Re: Samoan culture and hardship
For sure there is enough blame to go around, I wouldn’t put culture as the sole reason for hardship but it certainly plays a big part.
If you understand Samoan culture, Pastors and clergymen hold the highest titles of all as representatives of God and are treated with prestige by their members. It’s not so much that people allowed the churches to get away with it but more that they have a respect for culture that they feel an obligation to give even if they don’t have enough. Do we really need the big fancy churches? And what are we saying by them? Most importantly at what cost have we built these churches at?
I think you misunderstand when I said “living within our means” you are right that its a worldwide problem, however in western countries its more to do with keeping up with the so called “jones’” Having the latest car, house, gadgets etc. Where culture contributes to hardships for Samoans is in the added pressure and expectance of giving for family fa’alavelaves: weddings, funerals, pastors, visitors, church etc this is on top of the struggles of cost of living. This is a blessing and a curse.
A blessing in the sense that family take care of each other a curse in that it may mean we give at the cost of not paying a bill or food on the table even if we have budgeted and maybe living within our means.
But yes you are right we have to recognise our own reality, but it’s easier said than done. Culture could be the same as habit, and we all know how hard habits are to change and when I said “top” I did mean the “government” because that is where the corruption is.
Families can choose to give or not to give but what happens if they don’t have anything to give? And to vote? That is the right of a democratic society, but how can you assure that the next person isn’t going to be as bad as the last, is it better to vote and have a voice or stay silent and just hope that change comes.
There are no guarantees, but the real question is why so much corruption? Is it greed? Is it an opportunity for a brighter future or is it just simply getting what I can? What ever it is the system has let the people down.

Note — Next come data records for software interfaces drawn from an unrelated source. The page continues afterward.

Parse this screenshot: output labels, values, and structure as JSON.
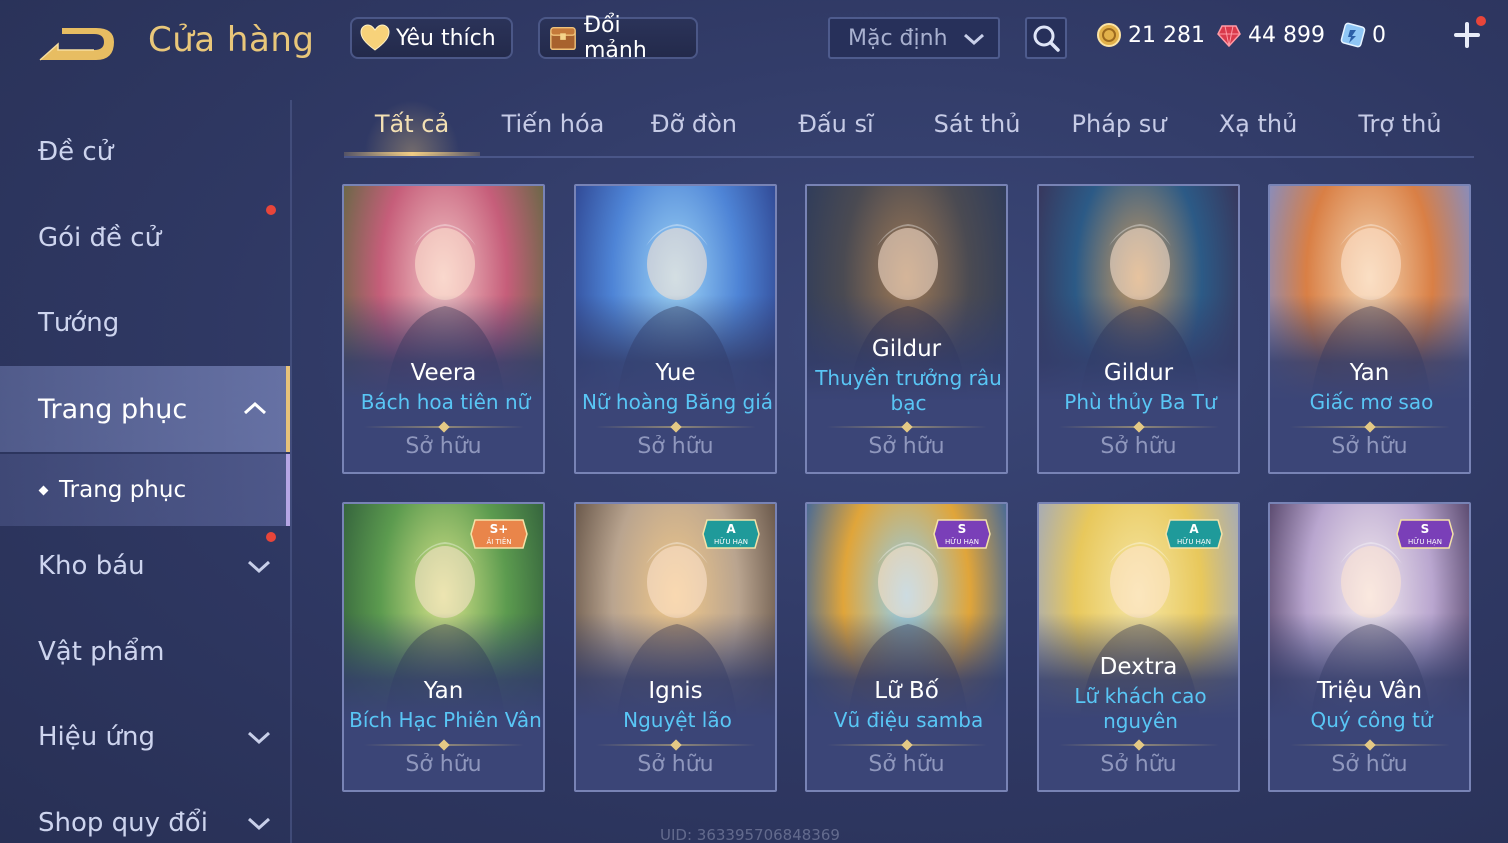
{
  "header": {
    "title": "Cửa hàng",
    "favorites_label": "Yêu thích",
    "exchange_label": "Đổi mảnh",
    "sort_value": "Mặc định",
    "currencies": {
      "gold": "21 281",
      "ruby": "44 899",
      "voucher": "0"
    }
  },
  "sidebar": {
    "items": [
      {
        "label": "Đề cử"
      },
      {
        "label": "Gói đề cử"
      },
      {
        "label": "Tướng"
      },
      {
        "label": "Trang phục"
      },
      {
        "label": "Kho báu"
      },
      {
        "label": "Vật phẩm"
      },
      {
        "label": "Hiệu ứng"
      },
      {
        "label": "Shop quy đổi"
      }
    ],
    "sub_item": "Trang phục"
  },
  "tabs": [
    "Tất cả",
    "Tiến hóa",
    "Đỡ đòn",
    "Đấu sĩ",
    "Sát thủ",
    "Pháp sư",
    "Xạ thủ",
    "Trợ thủ"
  ],
  "cards": [
    {
      "hero": "Veera",
      "skin": "Bách hoa tiên nữ",
      "status": "Sở hữu",
      "badge": "",
      "colors": [
        "#f3c8c8",
        "#c65e7a",
        "#5a6a3e"
      ]
    },
    {
      "hero": "Yue",
      "skin": "Nữ hoàng Băng giá",
      "status": "Sở hữu",
      "badge": "",
      "colors": [
        "#9fd6f7",
        "#4e84d6",
        "#2c3f8a"
      ]
    },
    {
      "hero": "Gildur",
      "skin": "Thuyền trưởng râu bạc",
      "status": "Sở hữu",
      "badge": "",
      "colors": [
        "#a07a55",
        "#4a4a52",
        "#2b3a5c"
      ]
    },
    {
      "hero": "Gildur",
      "skin": "Phù thủy Ba Tư",
      "status": "Sở hữu",
      "badge": "",
      "colors": [
        "#c99a62",
        "#2c5a86",
        "#3a3055"
      ]
    },
    {
      "hero": "Yan",
      "skin": "Giấc mơ sao",
      "status": "Sở hữu",
      "badge": "",
      "colors": [
        "#f4d7b4",
        "#d97f45",
        "#7b8fd0"
      ]
    },
    {
      "hero": "Yan",
      "skin": "Bích Hạc Phiên Vân",
      "status": "Sở hữu",
      "badge": "S+",
      "colors": [
        "#d7e48a",
        "#5c9b4f",
        "#2e5a3a"
      ]
    },
    {
      "hero": "Ignis",
      "skin": "Nguyệt lão",
      "status": "Sở hữu",
      "badge": "A",
      "colors": [
        "#f2c98a",
        "#b9a48f",
        "#5b4a3e"
      ]
    },
    {
      "hero": "Lữ Bố",
      "skin": "Vũ điệu samba",
      "status": "Sở hữu",
      "badge": "S",
      "colors": [
        "#8fd0f5",
        "#e0a53a",
        "#2c5fa8"
      ]
    },
    {
      "hero": "Dextra",
      "skin": "Lữ khách cao nguyên",
      "status": "Sở hữu",
      "badge": "A",
      "colors": [
        "#f6e7a6",
        "#e8c85c",
        "#9aa6c7"
      ]
    },
    {
      "hero": "Triệu Vân",
      "skin": "Quý công tử",
      "status": "Sở hữu",
      "badge": "S",
      "colors": [
        "#f4ecf0",
        "#b9a6cf",
        "#4a3a5e"
      ]
    }
  ],
  "badge_subtext": "HỮU HẠN",
  "badge_subtext_splus": "ẢI TIÊN",
  "uid_text": "UID: 363395706848369"
}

The voice of the people go unheard because those that they trusted, those that represented them and promised them change have disappeared into the sunset once they were elected with a sense of relief that they have escaped poverty that is behind them, so yes I stand by my words culture plays a big part in the hardship of Samoans.